In the Old Testament, the individual was justified in resisting authority in order to obey Yahweh. For St. Augustine, one was obligated to obey the king, unless his order was clearly unrighteous or contrary to God's command. For Aquinas, individuals are not bound to obey a ruler if he gained power unjustly or issued an order that is unjust. With Luther, subjects ought to obey their rulers in doubtful cases, but not when there is certainty about the injustice of the proposed cause. Vittoria concurred with this, and allowed that the individual need not assume responsibility for assessing the reasons for war before following a leader's orders. Suarez went a step further and held that in cases of “positive doubt”—for example, when there are reasons for and against the justice of a war, the individual is bound to follow the course that is more probably just.
A major advance in theorizing occurred with Hugo Grotius, who was the first in the Christian tradition to argue against engaging in war when the cause is of doubtful justice. Conscience is to be the sovereign guide of human actions, and if opinions waver about the justice of a cause, the balance should incline in the favor of peace.

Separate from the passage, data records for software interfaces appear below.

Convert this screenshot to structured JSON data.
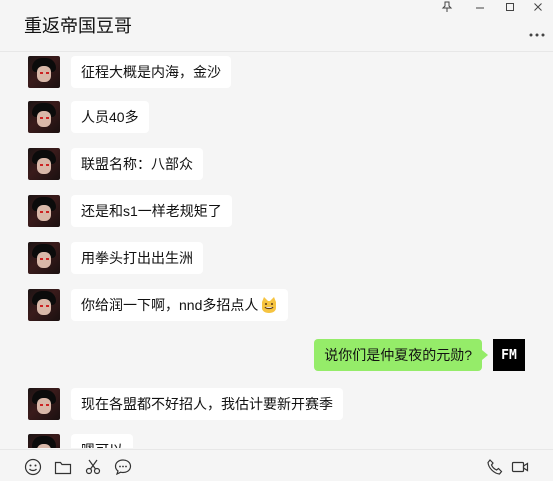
{
  "window": {
    "title": "重返帝国豆哥",
    "pin_icon": "pin-icon",
    "minimize_icon": "minimize-icon",
    "maximize_icon": "maximize-icon",
    "close_icon": "close-icon",
    "more_icon": "more-icon"
  },
  "messages": [
    {
      "side": "left",
      "text": "征程大概是内海，金沙"
    },
    {
      "side": "left",
      "text": "人员40多"
    },
    {
      "side": "left",
      "text": "联盟名称：八部众"
    },
    {
      "side": "left",
      "text": "还是和s1一样老规矩了"
    },
    {
      "side": "left",
      "text": "用拳头打出出生洲"
    },
    {
      "side": "left",
      "text": "你给润一下啊，nnd多招点人",
      "emoji": "grinning-cat-emoji"
    },
    {
      "side": "right",
      "text": "说你们是仲夏夜的元勋?",
      "avatar_label": "FM"
    },
    {
      "side": "left",
      "text": "现在各盟都不好招人，我估计要新开赛季"
    },
    {
      "side": "left",
      "text": "嗯可以"
    }
  ],
  "toolbar": {
    "left": [
      "emoji-icon",
      "folder-icon",
      "scissors-icon",
      "chat-bubble-icon"
    ],
    "right": [
      "phone-icon",
      "video-call-icon"
    ]
  },
  "colors": {
    "self_bubble": "#95ec69",
    "other_bubble": "#ffffff",
    "background": "#f5f5f5"
  }
}
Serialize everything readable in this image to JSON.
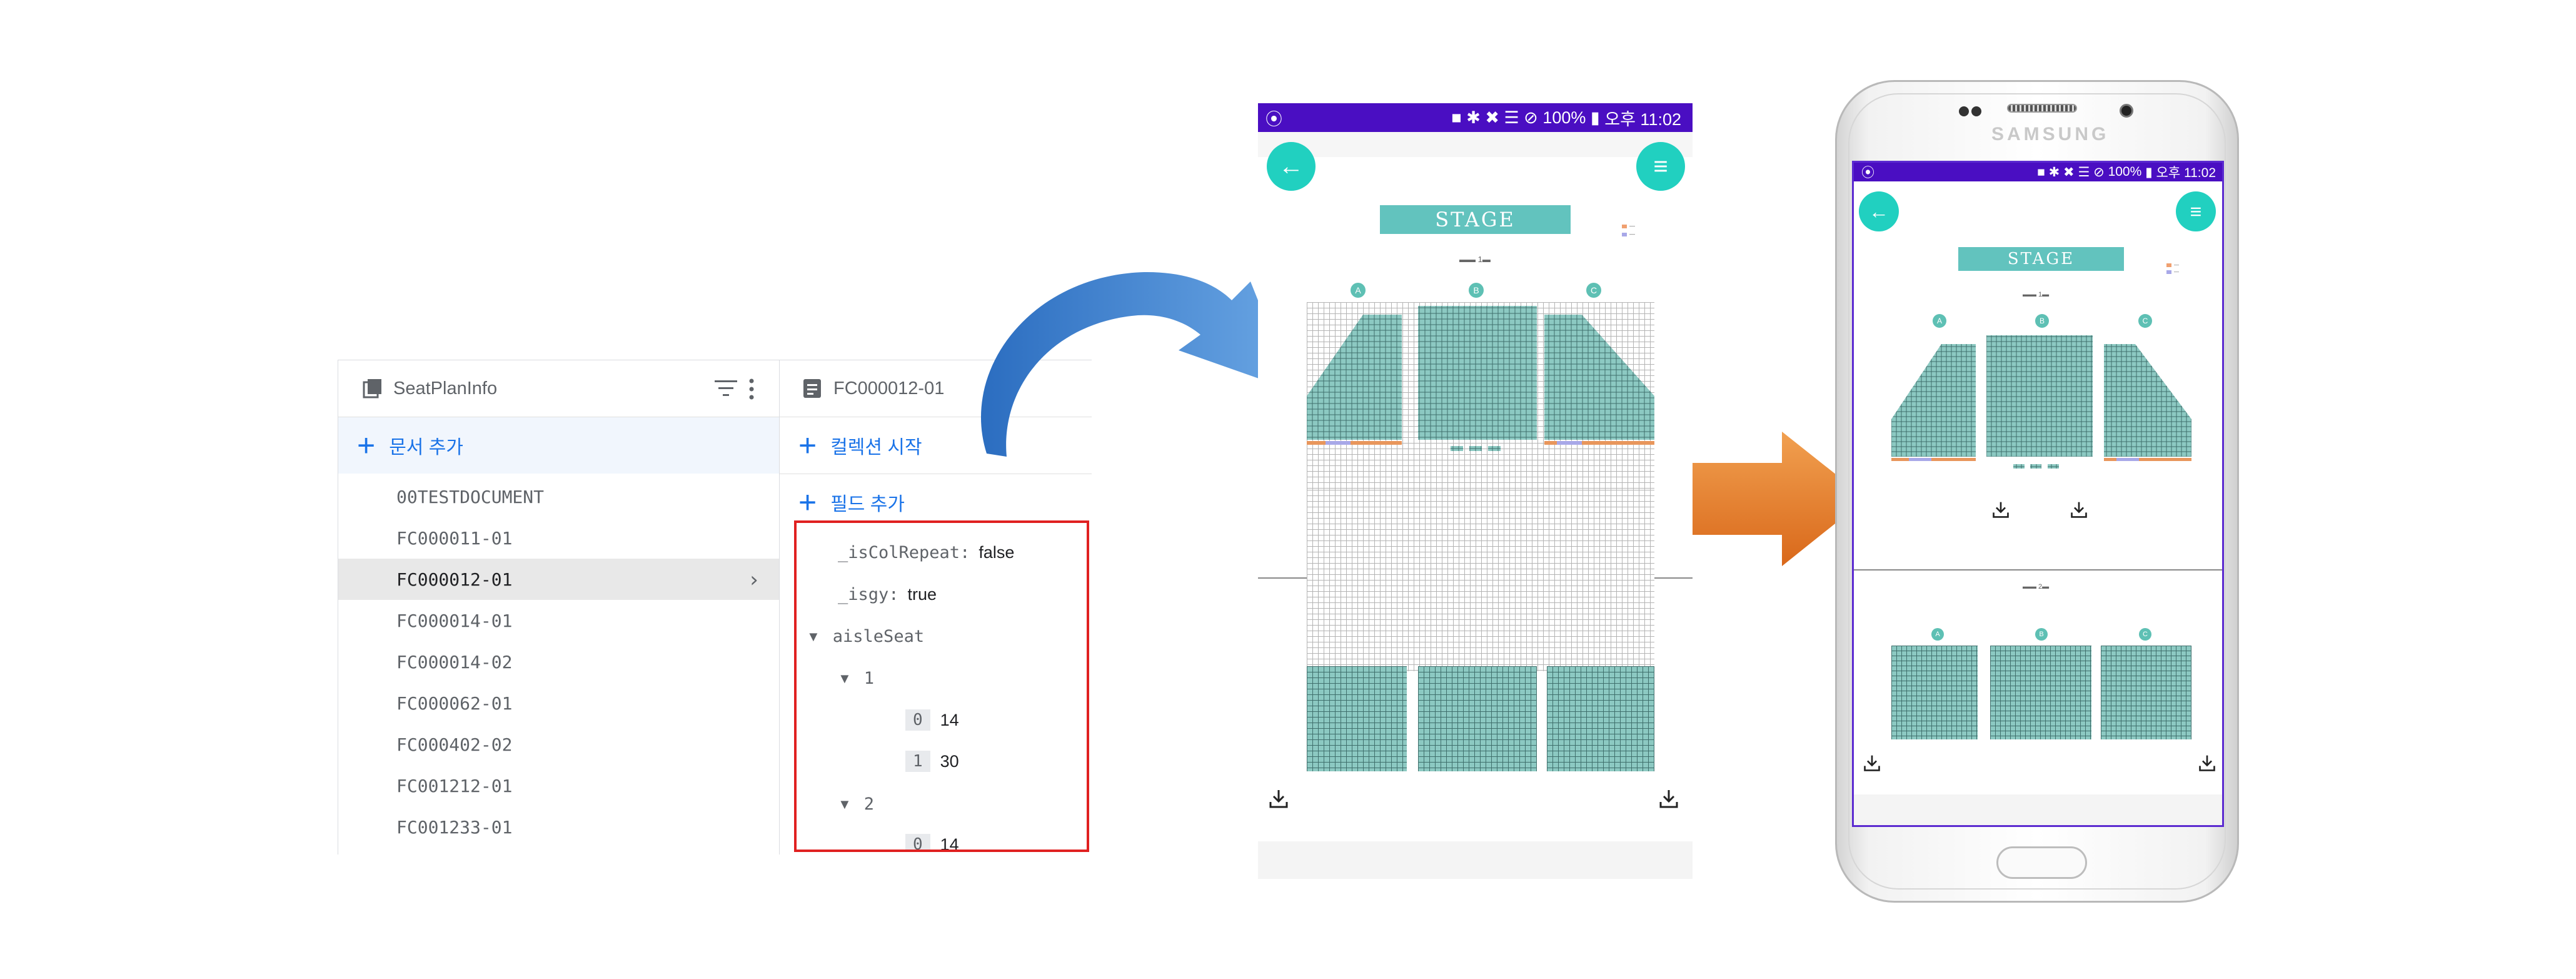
{
  "firestore": {
    "collection": {
      "title": "SeatPlanInfo",
      "add_document_label": "문서 추가",
      "documents": [
        "00TESTDOCUMENT",
        "FC000011-01",
        "FC000012-01",
        "FC000014-01",
        "FC000014-02",
        "FC000062-01",
        "FC000402-02",
        "FC001212-01",
        "FC001233-01"
      ],
      "selected_index": 2
    },
    "document": {
      "title": "FC000012-01",
      "start_collection_label": "컬렉션 시작",
      "add_field_label": "필드 추가",
      "fields": {
        "isColRepeat_key": "_isColRepeat:",
        "isColRepeat_value": "false",
        "isgy_key": "_isgy:",
        "isgy_value": "true",
        "aisleSeat_key": "aisleSeat",
        "group1_key": "1",
        "group1_items": [
          {
            "index": "0",
            "value": "14"
          },
          {
            "index": "1",
            "value": "30"
          }
        ],
        "group2_key": "2",
        "group2_items": [
          {
            "index": "0",
            "value": "14"
          }
        ]
      }
    }
  },
  "app": {
    "status_bar": {
      "left_icon": "screen-cast-icon",
      "battery": "100%",
      "time": "오후 11:02"
    },
    "stage_label": "STAGE",
    "legend": {
      "items": [
        {
          "color": "#f0a070"
        },
        {
          "color": "#a8a8e8"
        }
      ]
    },
    "section_labels": [
      "A",
      "B",
      "C"
    ],
    "colors": {
      "status_bar": "#4a0ec2",
      "accent": "#21d0c0",
      "stage": "#62c3be",
      "seat": "#8cc9c2"
    }
  },
  "phone": {
    "brand": "SAMSUNG"
  },
  "icons": {
    "left_arrow": "curved-blue-arrow",
    "right_arrow": "orange-arrow",
    "download": "download-icon",
    "back": "back-arrow-icon",
    "menu": "menu-icon"
  }
}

Recently, the Catholic Church has affirmed the principle that citizens, and not rulers alone, have to concern themselves with the criteria of a just war. Furthermore, in February 1980, the U.S. Catholic Conference of Bishops affirmed (implicitly) that the individual has no a priori obligation either to support or to oppose a proposed war. In effect, the government's decision need no longer enjoy any presumption of truth or justice. The American bishops also recommended that the government extend legal immunity to selective conscientious objectors, not simply to total pacifists. So far, the government has turned a deaf ear to the bishops' recommendation.